Groves’ debut historical novel, set in mid–20th-century Japan, is a well-tempered story of cultural dislocation, the ruin of war and faith in love.
The author has created an epic here, but it is of the intimate rather than the sprawling variety. The book opens in the 1930s when a young man, Jiro, is sent to San Francisco on a work-study program to learn the American end of his family’s silk business. The story moves back and forth between those months in the United States and Jiro’s life in Kyoto, two very different experiences. As Japan invades China and a more expansive war looms, the book illuminates the importance of gardens in Japan, as well as bathing rituals and fried squid. Despite being minutely plotted, the narrative offers many unforced insights into Japanese culture, drawing some fiercely dark moments and cushioning others with light humor: “Its driver was sitting on the front, oblivious to the uplifted tail of his one-horsepower machine and the straw-filled remains of the day the swaybacked nag was depositing on the pavement.” When Jiro becomes a fighter pilot, the novel offers readers an entertaining tour of the Zero aircraft, later describing in stunning detail the action of aerial dogfights. With equal flair, the author draws a lovely wedding and outlines the workings of sericulture. There is much death and intolerance here, but readers will find balance in Jiro, whose proud Japanese personality is slightly beveled by his Western sojourn. In the end, Jiro does not rue surviving the war; others who chose suicide didn’t realize that “the Americans weren’t going to invade Japan, just occupy her. This meant they would not rape and kill their women, just marry them.”

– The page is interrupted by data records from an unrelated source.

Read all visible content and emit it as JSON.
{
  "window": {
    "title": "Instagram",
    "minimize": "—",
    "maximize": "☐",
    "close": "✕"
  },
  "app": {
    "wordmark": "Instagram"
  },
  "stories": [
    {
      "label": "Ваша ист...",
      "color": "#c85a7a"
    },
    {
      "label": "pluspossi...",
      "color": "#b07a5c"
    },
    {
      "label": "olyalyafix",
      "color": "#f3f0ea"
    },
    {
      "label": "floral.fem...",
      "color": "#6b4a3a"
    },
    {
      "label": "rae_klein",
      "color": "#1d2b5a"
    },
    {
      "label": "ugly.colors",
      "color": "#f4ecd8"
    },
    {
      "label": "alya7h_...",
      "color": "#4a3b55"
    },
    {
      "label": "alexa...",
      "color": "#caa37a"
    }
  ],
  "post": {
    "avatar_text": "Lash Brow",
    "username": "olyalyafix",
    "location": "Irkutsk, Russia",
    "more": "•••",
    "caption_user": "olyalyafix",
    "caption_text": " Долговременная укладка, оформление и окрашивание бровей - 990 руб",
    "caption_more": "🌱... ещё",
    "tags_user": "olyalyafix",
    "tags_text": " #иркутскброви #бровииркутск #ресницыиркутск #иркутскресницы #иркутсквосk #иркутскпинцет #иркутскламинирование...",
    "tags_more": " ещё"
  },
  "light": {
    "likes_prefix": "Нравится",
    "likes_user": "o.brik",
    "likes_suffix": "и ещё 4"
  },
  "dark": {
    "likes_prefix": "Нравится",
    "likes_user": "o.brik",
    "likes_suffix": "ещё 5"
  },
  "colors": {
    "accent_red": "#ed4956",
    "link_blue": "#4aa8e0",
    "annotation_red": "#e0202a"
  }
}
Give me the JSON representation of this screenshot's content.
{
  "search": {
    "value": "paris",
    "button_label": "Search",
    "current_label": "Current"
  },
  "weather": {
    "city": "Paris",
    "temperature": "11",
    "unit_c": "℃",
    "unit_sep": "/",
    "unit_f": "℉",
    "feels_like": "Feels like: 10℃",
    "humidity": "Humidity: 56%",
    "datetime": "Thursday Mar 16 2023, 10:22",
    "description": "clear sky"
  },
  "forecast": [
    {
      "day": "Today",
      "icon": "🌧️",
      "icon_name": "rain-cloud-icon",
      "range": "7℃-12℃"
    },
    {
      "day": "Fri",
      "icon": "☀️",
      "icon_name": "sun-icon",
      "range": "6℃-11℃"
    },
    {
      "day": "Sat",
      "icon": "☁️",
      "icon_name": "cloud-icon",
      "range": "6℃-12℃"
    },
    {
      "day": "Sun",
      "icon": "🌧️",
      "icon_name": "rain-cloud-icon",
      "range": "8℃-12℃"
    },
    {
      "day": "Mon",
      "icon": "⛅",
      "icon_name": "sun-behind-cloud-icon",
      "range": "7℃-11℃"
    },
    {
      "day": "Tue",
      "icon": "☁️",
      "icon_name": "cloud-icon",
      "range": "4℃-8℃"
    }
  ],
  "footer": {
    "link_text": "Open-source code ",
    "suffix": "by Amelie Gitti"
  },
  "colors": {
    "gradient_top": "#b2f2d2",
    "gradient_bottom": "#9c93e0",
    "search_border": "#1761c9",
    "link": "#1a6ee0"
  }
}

Lively, illuminatingly exotic and richly told tale of life during wartime.